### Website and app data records
# # # # # # #

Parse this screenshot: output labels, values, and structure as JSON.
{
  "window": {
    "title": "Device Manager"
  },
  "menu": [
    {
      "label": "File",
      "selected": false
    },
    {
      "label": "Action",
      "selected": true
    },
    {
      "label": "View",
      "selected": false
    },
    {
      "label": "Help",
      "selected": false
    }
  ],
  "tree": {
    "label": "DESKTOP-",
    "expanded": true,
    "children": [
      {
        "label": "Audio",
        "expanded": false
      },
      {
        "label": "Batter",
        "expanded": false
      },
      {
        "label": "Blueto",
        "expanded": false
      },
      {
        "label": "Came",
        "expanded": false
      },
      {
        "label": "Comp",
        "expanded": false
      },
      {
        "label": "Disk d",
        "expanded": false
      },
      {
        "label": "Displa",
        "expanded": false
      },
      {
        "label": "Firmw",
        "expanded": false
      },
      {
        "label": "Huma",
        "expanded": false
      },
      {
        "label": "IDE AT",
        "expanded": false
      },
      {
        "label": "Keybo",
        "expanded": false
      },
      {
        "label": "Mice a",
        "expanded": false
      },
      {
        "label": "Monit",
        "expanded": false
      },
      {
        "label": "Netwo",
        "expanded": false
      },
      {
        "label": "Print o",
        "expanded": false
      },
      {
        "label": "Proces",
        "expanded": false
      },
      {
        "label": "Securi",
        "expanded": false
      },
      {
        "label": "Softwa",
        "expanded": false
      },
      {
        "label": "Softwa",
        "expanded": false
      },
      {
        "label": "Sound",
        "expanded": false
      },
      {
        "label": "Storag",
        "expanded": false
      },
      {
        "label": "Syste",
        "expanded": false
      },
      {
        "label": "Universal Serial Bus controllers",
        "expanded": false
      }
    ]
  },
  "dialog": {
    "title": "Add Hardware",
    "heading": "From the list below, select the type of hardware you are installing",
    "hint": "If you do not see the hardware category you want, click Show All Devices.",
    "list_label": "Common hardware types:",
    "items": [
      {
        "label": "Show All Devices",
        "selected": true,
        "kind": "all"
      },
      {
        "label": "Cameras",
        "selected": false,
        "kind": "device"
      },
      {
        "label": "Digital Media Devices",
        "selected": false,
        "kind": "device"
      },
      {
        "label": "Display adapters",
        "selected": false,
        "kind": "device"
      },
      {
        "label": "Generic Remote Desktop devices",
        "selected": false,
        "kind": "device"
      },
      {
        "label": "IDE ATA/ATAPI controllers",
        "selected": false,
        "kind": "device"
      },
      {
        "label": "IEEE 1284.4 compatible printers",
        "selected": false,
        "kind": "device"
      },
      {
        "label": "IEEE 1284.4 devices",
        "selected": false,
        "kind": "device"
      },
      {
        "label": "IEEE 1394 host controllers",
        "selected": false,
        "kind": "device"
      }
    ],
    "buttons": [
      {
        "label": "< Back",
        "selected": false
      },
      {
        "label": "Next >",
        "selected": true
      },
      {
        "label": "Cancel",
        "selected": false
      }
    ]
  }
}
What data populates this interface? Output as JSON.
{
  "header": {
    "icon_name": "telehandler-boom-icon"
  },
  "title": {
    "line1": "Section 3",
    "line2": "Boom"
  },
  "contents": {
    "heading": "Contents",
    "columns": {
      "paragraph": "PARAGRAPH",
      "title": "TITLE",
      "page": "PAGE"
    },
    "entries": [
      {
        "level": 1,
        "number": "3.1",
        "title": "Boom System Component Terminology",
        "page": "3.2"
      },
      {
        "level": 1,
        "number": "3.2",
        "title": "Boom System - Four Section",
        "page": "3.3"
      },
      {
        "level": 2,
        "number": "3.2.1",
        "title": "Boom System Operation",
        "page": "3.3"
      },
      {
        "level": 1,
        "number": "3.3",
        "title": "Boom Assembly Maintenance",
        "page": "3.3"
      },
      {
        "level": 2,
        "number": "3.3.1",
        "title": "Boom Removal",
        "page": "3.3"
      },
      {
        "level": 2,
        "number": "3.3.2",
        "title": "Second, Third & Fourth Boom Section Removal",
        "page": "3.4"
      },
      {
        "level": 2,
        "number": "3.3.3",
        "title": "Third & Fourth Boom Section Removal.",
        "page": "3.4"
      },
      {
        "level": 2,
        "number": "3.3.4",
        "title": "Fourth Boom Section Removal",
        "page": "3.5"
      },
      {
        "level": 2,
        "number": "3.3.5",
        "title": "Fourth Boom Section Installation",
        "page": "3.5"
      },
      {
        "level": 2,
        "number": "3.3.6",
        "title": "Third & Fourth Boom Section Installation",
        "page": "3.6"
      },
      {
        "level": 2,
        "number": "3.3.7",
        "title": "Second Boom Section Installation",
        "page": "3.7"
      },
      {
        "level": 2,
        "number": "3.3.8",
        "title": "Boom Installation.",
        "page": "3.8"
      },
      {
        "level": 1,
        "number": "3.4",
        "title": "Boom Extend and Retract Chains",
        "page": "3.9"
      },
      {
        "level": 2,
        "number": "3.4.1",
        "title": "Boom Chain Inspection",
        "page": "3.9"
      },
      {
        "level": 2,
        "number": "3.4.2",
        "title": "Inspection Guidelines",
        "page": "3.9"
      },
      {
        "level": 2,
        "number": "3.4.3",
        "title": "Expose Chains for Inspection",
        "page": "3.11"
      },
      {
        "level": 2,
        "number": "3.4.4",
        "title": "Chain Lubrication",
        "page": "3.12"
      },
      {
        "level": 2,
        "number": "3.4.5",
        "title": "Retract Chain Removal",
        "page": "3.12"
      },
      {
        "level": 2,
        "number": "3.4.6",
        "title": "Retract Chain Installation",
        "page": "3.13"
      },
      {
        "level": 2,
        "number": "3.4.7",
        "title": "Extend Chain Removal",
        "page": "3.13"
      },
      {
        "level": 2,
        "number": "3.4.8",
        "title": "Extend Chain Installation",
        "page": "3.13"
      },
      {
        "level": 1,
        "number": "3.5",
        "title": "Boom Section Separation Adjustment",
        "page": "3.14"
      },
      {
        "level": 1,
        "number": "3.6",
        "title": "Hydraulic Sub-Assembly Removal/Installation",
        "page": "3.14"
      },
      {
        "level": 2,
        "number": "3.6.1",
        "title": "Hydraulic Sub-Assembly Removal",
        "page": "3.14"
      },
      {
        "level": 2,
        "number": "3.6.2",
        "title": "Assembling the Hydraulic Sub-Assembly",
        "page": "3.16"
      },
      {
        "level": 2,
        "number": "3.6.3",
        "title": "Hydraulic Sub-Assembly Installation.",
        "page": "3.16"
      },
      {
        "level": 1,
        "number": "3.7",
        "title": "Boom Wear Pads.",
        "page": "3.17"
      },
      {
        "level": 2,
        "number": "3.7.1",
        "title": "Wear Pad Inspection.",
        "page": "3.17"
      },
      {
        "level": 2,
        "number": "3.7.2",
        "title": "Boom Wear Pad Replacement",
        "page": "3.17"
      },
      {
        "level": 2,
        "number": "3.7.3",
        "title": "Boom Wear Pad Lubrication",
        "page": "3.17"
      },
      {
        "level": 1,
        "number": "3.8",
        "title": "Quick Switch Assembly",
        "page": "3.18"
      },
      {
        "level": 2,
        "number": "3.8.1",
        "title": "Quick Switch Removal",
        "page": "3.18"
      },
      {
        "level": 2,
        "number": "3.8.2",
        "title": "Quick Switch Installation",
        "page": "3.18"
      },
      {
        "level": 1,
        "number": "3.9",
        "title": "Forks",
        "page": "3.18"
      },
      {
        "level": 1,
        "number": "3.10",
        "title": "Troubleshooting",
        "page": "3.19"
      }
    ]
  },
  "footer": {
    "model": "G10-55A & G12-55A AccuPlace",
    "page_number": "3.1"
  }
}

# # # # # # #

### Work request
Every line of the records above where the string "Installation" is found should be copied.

### Answer to this exercise
        "title": "Fourth Boom Section Installation",
        "title": "Third & Fourth Boom Section Installation",
        "title": "Second Boom Section Installation",
        "title": "Boom Installation.",
        "title": "Retract Chain Installation",
        "title": "Extend Chain Installation",
        "title": "Hydraulic Sub-Assembly Removal/Installation",
        "title": "Hydraulic Sub-Assembly Installation.",
        "title": "Quick Switch Installation",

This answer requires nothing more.